● **Assigned task**
The output should be every line below that includes the word "Opportunity".

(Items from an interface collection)
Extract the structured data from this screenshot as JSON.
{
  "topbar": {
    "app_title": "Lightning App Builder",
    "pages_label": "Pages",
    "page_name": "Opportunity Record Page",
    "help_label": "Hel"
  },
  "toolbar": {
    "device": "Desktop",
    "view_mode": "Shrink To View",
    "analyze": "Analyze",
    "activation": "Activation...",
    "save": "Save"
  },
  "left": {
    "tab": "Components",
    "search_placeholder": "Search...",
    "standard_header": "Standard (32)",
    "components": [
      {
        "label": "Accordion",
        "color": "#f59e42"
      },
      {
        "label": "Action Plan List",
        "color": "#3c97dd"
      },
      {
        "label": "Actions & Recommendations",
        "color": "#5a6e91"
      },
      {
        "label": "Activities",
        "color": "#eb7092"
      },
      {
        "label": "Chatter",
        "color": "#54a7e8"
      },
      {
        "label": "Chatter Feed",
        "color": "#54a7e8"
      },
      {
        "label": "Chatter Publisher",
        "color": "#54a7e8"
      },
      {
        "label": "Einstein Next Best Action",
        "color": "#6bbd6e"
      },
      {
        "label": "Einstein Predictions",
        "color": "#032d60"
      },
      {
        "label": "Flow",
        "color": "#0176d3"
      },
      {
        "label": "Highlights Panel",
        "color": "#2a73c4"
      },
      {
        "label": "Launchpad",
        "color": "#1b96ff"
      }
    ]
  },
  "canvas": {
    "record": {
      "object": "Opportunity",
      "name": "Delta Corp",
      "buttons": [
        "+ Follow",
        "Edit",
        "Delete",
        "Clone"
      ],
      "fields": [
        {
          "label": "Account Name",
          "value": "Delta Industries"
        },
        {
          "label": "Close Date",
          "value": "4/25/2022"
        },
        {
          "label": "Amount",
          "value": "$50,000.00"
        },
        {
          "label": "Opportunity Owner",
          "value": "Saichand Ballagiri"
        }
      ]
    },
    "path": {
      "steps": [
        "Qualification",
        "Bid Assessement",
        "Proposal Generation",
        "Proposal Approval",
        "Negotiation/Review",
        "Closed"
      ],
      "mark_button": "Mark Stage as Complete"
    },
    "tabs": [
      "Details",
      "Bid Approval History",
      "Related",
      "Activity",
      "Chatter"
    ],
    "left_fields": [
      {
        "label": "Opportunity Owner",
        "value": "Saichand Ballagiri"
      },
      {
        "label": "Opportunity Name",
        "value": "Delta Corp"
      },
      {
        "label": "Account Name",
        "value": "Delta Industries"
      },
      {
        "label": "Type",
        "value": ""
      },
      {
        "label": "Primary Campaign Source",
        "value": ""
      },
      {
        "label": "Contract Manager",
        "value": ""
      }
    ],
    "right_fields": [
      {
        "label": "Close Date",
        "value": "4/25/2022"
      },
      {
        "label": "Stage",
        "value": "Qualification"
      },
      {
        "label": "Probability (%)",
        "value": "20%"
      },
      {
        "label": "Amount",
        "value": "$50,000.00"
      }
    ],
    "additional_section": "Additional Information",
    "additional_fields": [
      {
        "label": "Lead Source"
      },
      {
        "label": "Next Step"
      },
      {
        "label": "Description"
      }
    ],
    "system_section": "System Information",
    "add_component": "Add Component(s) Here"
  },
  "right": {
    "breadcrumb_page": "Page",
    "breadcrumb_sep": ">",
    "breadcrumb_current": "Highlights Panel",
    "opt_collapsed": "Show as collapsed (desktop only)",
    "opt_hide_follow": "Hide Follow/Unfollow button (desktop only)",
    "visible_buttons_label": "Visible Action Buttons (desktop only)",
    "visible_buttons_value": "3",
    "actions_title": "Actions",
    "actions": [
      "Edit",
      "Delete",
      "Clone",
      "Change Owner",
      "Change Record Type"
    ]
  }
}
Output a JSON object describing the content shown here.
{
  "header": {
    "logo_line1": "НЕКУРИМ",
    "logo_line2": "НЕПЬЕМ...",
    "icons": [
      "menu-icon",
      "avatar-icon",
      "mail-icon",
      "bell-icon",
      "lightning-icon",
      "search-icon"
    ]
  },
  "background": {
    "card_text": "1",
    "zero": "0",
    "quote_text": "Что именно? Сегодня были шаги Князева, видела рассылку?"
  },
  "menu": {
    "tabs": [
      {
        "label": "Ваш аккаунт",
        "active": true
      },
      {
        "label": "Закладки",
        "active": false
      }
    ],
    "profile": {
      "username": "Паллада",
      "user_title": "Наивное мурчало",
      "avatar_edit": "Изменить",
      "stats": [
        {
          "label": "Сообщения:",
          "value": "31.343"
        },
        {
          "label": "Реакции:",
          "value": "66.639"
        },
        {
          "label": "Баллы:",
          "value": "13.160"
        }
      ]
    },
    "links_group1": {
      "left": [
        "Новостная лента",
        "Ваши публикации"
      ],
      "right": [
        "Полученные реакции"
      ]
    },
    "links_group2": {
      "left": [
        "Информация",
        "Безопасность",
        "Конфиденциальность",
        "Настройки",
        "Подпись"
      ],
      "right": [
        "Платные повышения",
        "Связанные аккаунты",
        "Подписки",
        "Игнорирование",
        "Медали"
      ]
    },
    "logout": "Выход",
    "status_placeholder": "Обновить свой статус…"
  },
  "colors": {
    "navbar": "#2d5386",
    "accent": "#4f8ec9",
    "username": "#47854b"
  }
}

● **Exercise result**
    "page_name": "Opportunity Record Page",
      "object": "Opportunity",
          "label": "Opportunity Owner",
        "label": "Opportunity Owner",
        "label": "Opportunity Name",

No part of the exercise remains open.